Once the Bodhisatta was an ascetic in the Himavā. At that time a being of great merit left Tāvatiṃsa and was born as a girl in the midst of a lotus in a pool near the Bodhisatta’s hermitage. The Bodhisatta, noticing some peculiarity in the growth of the lotus, swam to it and recovered the girl, whom he brought up as his daughter, giving her the name of Āsaṅkā. Sakka, coming to visit him, saw the girl, and, inquiring what he could do for her comfort, he provided her with a crystal palace and divine food and raiment. She spent her time waiting on the Bodhisatta.

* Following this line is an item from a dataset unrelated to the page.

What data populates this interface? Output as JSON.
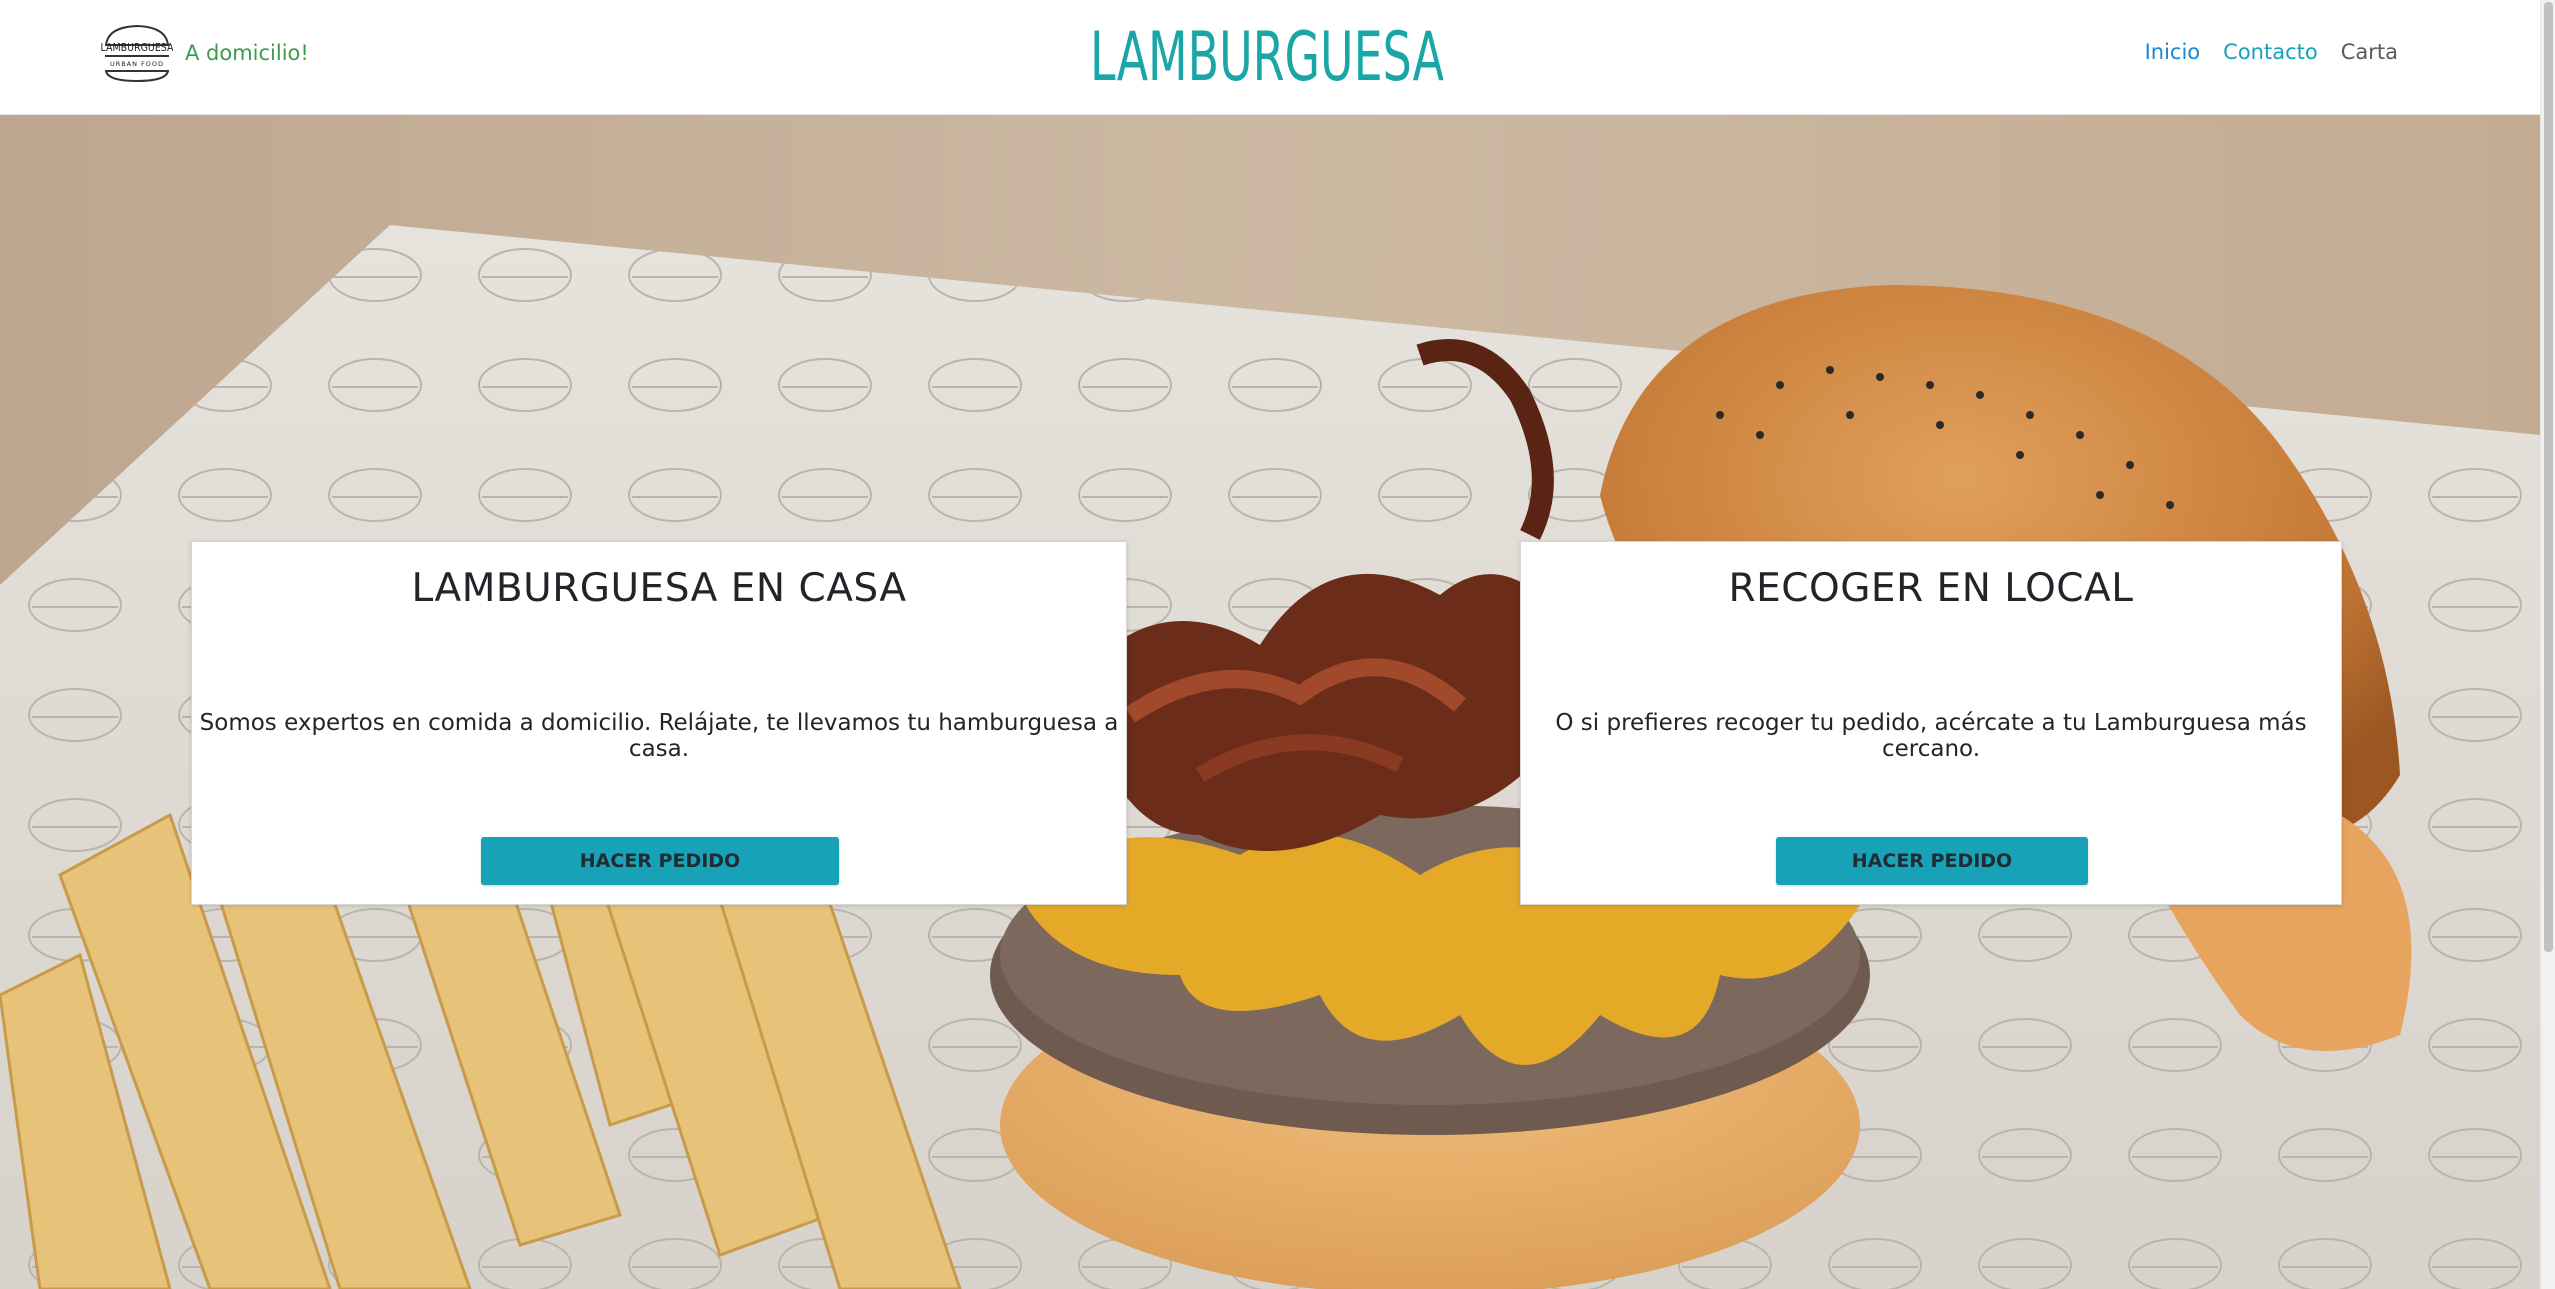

The King of Bārāṇasī, having heard of her great beauty, came to the forest with a large following and asked for her hand. The Bodhisatta agreed, on condition that the king would tell him her name. The king spent a whole year trying to guess it and, having failed, was returning home in despair, when the girl, looking out of her window, told him of the creeper Āsāvatī, for whose fruits gods wait for one thousand years. She thus encouraged him to try again. Another year passed and she again raised hopes in the disappointed king by relating to him the story of a crane whose hopes Sakka had fulfilled. At the end of the third year the king, disgusted by his failure, started to go home, but again the girl engaged him in conversation, and in the course of their talk the girl’s name was mentioned. When the king was told that the word had occurred in his talk, he returned to the Bodhisatta and told it to him. The Bodhisatta then gave Āsaṅkā in marriage to the king (J.iii.248‑54). See also the Indriya Jātaka.